Email invites to a golf tournament were sent out earlier this month by a TPA called Calgary Tomorrow. It asked for individuals and companies to sign up for the event and pledge to sponsor the fundraiser. A $10,000 'Title Sponsor' package includes the opportunity to "ask Jeff Davison questions in Q&A at (the) event," while a $5,000 package includes breakfast with Davison on the day of the tournament.

According to the Local Authorities Election Act, campaigns are not allowed to accept money from corporations or unions. TPAs are allowed, the act states, but those groups are not allowed to coordinate with campaigns to accept corporate and union donations on their behalf.

At the bottom of the golf tournament invite, it states that the "Proceeds from the tournament will be used to conduct election advertising in support of Jeff Davison’s run for mayor."

"The reason we'd be concerned about cooperation between a campaign and a third party advertiser is the worry that the campaign is using this as a way to get around the ban on corporate or union contributions," said Lisa Young, a political scientist with the University of Calgary.

"One of the things that worried me is the idea that the third party that was inviting to the golf tournament was offering that, for a $10,000 contribution, you could be the person or the group that's offering the questions of the candidate.
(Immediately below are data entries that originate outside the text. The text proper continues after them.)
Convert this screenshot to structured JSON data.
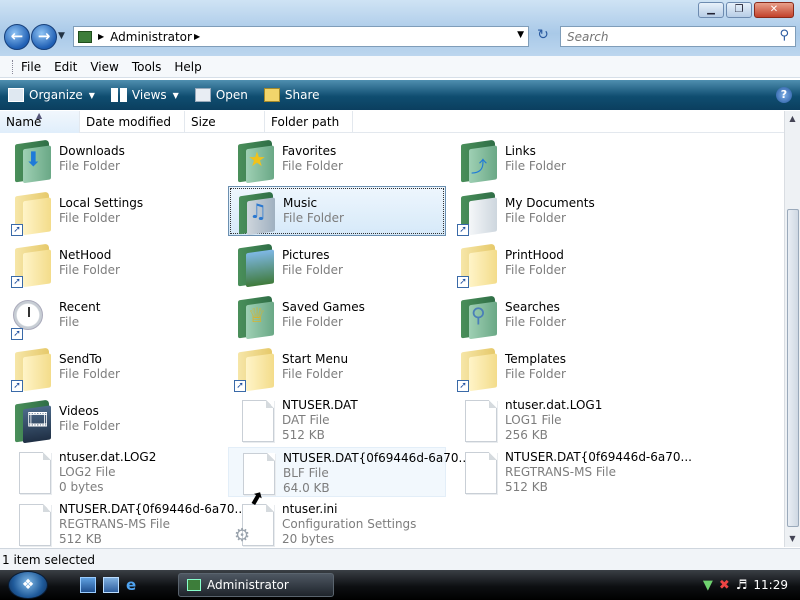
{
  "window": {
    "controls": {
      "minimize": "▁",
      "maximize": "❐",
      "close": "✕"
    },
    "address": {
      "crumb": "Administrator"
    },
    "search": {
      "placeholder": "Search"
    }
  },
  "menu": [
    {
      "label": "File"
    },
    {
      "label": "Edit"
    },
    {
      "label": "View"
    },
    {
      "label": "Tools"
    },
    {
      "label": "Help"
    }
  ],
  "toolbar": {
    "organize": "Organize",
    "views": "Views",
    "open": "Open",
    "share": "Share"
  },
  "columns": {
    "name": "Name",
    "date_modified": "Date modified",
    "size": "Size",
    "folder_path": "Folder path"
  },
  "items": [
    {
      "name": "Downloads",
      "type": "File Folder"
    },
    {
      "name": "Favorites",
      "type": "File Folder"
    },
    {
      "name": "Links",
      "type": "File Folder"
    },
    {
      "name": "Local Settings",
      "type": "File Folder"
    },
    {
      "name": "Music",
      "type": "File Folder"
    },
    {
      "name": "My Documents",
      "type": "File Folder"
    },
    {
      "name": "NetHood",
      "type": "File Folder"
    },
    {
      "name": "Pictures",
      "type": "File Folder"
    },
    {
      "name": "PrintHood",
      "type": "File Folder"
    },
    {
      "name": "Recent",
      "type": "File"
    },
    {
      "name": "Saved Games",
      "type": "File Folder"
    },
    {
      "name": "Searches",
      "type": "File Folder"
    },
    {
      "name": "SendTo",
      "type": "File Folder"
    },
    {
      "name": "Start Menu",
      "type": "File Folder"
    },
    {
      "name": "Templates",
      "type": "File Folder"
    },
    {
      "name": "Videos",
      "type": "File Folder"
    },
    {
      "name": "NTUSER.DAT",
      "type": "DAT File",
      "size": "512 KB"
    },
    {
      "name": "ntuser.dat.LOG1",
      "type": "LOG1 File",
      "size": "256 KB"
    },
    {
      "name": "ntuser.dat.LOG2",
      "type": "LOG2 File",
      "size": "0 bytes"
    },
    {
      "name": "NTUSER.DAT{0f69446d-6a70...",
      "type": "BLF File",
      "size": "64.0 KB"
    },
    {
      "name": "NTUSER.DAT{0f69446d-6a70...",
      "type": "REGTRANS-MS File",
      "size": "512 KB"
    },
    {
      "name": "NTUSER.DAT{0f69446d-6a70...",
      "type": "REGTRANS-MS File",
      "size": "512 KB"
    },
    {
      "name": "ntuser.ini",
      "type": "Configuration Settings",
      "size": "20 bytes"
    }
  ],
  "status": {
    "text": "1 item selected"
  },
  "taskbar": {
    "start": "❖",
    "window_button": "Administrator",
    "clock": "11:29"
  }
}
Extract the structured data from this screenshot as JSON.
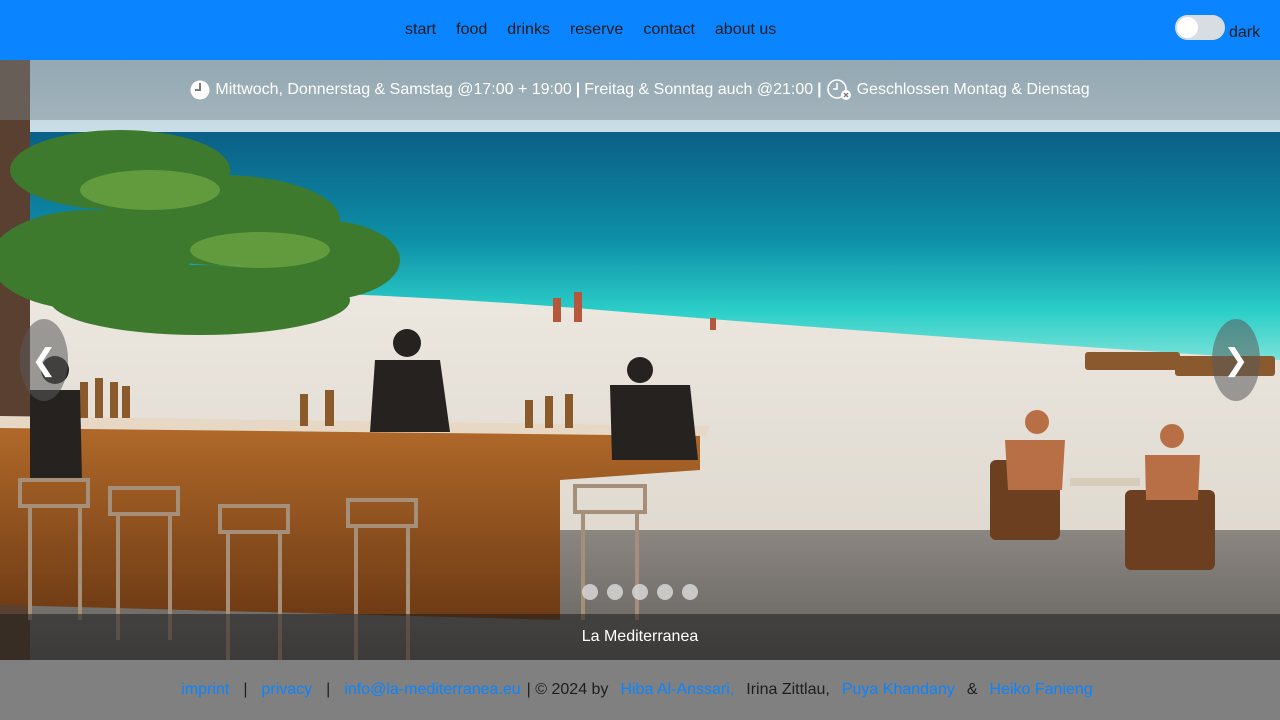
{
  "nav": {
    "links": [
      "start",
      "food",
      "drinks",
      "reserve",
      "contact",
      "about us"
    ],
    "theme_label": "dark"
  },
  "hero": {
    "hours_part1": "Mittwoch, Donnerstag & Samstag @17:00 + 19:00",
    "hours_part2": "Freitag & Sonntag auch @21:00",
    "closed": "Geschlossen Montag & Dienstag",
    "separator": "|",
    "prev": "❮",
    "next": "❯",
    "caption": "La Mediterranea",
    "slide_count": 5
  },
  "footer": {
    "imprint": "imprint",
    "privacy": "privacy",
    "email": "info@la-mediterranea.eu",
    "pipe": "|",
    "copyright": "| © 2024 by",
    "author1": "Hiba Al-Anssari,",
    "author2": "Irina Zittlau,",
    "author3": "Puya Khandany",
    "amp": "&",
    "author4": "Heiko Fanieng"
  },
  "colors": {
    "nav_bg": "#0a84ff",
    "link": "#0a84ff",
    "footer_bg": "#808080"
  }
}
That suggested that the candidate was going to be there," Young said.

Davison's campaign did not respond to a request from CTV News for an interview or statement.


Jan Damery, another mayoral candidate in the upcoming municipal election, filed the complaint to Elections Alberta last week.

"We were seeing on distribution lists that were widely public what appeared to be a violation of campaign rules," Damery said.

"It's about trust, it's about integrity and it's about leadership -- and I'm really questioning the leadership of this campaign and this councillor," she said.

Elections Alberta does not publicly comment on investigations it may or may not be conducting.